The item had come to the council with a 4-0 committee recommendation for denial two weeks previous but had been set aside so council members could consider a property tax abatement extension for the Kansas City Star’s downtown printing plant. That abatement was also approved at Thursday’s meeting.
In the case of the homeowner’s request Advisory Board Chairman Michael Duffy made the motion to recommend denial, giving two primary reasons.
For one, Duffy said, Chapter 353 abatements were intended to be used as redevelopment incentives, “not as a bailout provision for troubled homeowners.”
In addition, Duffy said, “In fact, both this and the Star’s request appear to be an end run around an adverse county determination of fair market valuation. There is simply no compelling reason to consider either.”
The homeowner’s property assessment would have required annual payments of $4,000, including the PILOTs, to the taxing jurisdictions. In addition any future assessment (for [possibly] being located in the transportation development district helping to finance the city’s new downtown streetcar line) would also be waived.
With their approval the Kansas City Star now stands to save an estimated $2,600,000 per year in tax relief.
One council member, speaking off the record, commented on the decisions.
“We (council members) talked about it and felt that we could easily afford abatements for about another 600 similarly priced homes before we come even close to equaling the Star’s abatement. Think about it; for the average family of 4 that’s 2400 people whose lives could improve each year. Then think on exactly what all Kansas Citians will get with the Star’s abatement… Nothing, that’s what. Not a damned thing. Hell, they’re not even rightly a newspaper any more.”
The council member continued. “Isn’t that what government is supposed do? Make life easier for the average citizen instead of doling out major cash to businesses and corporations that don’t even need it?”
When asked why the city council approved the Star’s request the council member shrugged and rolled their eyes.
“What you askin’ about that for? That’s just business as usual, you know? Ever since Sly come in, that’s how it rolls.”
While the Kansas City Star reported their abatement approval in today’s online edition, calls to publisher Mi-Ai Parrish for comment were not returned.

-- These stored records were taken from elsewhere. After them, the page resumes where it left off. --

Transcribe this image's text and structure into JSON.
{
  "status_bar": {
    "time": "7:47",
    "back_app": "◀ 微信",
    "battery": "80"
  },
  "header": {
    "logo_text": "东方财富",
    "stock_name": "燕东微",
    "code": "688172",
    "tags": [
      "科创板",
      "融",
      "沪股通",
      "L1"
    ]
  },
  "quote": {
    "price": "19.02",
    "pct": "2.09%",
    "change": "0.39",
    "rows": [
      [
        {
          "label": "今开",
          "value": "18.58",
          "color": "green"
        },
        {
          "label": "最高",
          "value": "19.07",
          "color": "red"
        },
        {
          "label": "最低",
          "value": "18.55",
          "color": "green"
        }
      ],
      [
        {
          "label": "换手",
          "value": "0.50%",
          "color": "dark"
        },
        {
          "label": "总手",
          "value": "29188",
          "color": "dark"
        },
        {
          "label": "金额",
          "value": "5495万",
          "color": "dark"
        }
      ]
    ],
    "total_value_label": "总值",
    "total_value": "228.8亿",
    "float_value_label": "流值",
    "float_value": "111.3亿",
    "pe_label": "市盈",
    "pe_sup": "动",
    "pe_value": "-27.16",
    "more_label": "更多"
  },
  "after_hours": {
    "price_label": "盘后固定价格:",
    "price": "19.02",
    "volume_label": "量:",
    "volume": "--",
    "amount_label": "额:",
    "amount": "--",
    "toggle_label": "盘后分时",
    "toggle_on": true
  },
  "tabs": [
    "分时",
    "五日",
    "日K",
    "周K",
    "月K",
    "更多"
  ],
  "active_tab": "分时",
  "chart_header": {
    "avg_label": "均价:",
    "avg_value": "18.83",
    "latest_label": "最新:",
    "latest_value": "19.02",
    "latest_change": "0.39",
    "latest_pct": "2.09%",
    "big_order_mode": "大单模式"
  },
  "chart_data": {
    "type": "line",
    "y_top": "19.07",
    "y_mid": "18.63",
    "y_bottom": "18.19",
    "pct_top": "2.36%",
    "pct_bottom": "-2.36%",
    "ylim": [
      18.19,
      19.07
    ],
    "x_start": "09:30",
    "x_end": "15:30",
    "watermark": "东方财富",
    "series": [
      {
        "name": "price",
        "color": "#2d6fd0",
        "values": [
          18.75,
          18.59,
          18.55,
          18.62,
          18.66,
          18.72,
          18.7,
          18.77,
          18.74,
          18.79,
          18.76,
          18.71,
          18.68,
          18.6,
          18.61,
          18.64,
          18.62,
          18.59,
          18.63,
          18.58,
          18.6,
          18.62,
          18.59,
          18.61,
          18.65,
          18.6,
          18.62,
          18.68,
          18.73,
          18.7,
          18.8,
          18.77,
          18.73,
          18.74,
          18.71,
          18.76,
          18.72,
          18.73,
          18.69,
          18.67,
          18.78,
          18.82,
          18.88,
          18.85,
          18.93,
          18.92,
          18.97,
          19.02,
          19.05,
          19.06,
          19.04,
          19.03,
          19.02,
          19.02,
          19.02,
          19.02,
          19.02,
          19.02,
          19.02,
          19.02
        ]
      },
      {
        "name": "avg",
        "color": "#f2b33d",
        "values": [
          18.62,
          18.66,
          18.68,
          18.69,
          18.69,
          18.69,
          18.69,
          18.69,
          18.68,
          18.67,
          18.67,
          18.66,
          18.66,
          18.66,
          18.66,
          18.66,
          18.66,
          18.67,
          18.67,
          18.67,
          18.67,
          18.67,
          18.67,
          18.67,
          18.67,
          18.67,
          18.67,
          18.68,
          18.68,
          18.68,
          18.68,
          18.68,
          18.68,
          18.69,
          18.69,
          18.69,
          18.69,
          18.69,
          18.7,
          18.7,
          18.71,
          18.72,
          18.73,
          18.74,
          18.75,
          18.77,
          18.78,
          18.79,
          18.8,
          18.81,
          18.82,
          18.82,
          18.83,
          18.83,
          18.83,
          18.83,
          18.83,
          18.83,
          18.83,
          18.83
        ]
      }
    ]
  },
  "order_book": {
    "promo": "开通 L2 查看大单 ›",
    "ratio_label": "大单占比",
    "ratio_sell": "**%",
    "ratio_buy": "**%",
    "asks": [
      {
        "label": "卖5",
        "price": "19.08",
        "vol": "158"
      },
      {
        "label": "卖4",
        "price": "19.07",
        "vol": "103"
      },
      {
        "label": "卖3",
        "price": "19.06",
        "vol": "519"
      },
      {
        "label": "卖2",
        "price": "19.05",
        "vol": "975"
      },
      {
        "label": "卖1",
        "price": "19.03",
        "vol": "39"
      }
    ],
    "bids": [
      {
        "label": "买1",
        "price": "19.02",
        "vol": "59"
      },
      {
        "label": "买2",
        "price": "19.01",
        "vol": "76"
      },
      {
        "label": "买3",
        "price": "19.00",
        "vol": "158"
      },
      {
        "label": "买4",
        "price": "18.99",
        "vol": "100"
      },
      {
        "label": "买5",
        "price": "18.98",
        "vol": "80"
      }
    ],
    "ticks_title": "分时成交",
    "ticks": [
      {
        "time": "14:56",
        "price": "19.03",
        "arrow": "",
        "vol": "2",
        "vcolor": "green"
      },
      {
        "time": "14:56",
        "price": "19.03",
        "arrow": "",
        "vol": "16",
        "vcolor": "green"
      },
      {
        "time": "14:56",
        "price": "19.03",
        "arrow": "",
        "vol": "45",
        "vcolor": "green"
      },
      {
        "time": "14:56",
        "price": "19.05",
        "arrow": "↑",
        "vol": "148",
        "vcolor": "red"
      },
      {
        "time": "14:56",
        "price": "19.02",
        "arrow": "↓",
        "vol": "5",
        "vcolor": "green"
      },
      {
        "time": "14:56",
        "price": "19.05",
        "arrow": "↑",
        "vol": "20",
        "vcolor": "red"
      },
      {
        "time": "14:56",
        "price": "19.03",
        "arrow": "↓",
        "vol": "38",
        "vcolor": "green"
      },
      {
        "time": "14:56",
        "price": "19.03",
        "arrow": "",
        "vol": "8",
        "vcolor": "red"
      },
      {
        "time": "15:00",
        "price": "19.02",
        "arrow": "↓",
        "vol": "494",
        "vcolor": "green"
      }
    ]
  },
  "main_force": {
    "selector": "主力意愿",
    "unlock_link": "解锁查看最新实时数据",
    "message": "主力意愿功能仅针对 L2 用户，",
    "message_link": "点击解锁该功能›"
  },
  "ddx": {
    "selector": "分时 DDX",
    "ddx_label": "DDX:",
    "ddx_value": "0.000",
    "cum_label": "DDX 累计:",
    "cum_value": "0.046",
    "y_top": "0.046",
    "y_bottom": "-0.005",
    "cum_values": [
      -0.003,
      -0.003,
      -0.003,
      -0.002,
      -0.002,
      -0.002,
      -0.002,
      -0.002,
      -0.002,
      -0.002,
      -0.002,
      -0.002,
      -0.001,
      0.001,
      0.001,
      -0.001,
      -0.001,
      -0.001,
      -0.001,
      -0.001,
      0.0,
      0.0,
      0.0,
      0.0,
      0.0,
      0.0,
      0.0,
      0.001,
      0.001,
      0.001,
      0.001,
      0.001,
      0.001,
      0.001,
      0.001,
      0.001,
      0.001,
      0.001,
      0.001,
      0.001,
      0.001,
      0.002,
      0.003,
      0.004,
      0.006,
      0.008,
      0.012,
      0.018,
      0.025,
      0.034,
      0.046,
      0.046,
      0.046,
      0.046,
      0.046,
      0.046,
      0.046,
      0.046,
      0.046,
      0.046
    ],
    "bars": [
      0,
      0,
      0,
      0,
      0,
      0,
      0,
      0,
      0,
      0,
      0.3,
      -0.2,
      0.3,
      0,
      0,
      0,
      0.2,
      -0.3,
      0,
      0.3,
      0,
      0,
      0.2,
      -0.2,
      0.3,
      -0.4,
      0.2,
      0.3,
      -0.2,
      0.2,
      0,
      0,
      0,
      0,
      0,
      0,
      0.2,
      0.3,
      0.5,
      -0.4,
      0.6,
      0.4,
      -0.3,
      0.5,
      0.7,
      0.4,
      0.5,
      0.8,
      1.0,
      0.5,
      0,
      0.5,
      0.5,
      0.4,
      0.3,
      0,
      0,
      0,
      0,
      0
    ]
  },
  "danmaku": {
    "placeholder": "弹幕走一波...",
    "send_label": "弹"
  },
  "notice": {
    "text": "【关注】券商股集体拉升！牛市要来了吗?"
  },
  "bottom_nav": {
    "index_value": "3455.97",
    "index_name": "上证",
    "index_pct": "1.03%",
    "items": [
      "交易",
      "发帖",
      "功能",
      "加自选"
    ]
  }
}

A phone request for comment from the homeowner, Nick Charalambides, was met at first with silence, then an extended chortle before the connection was cut.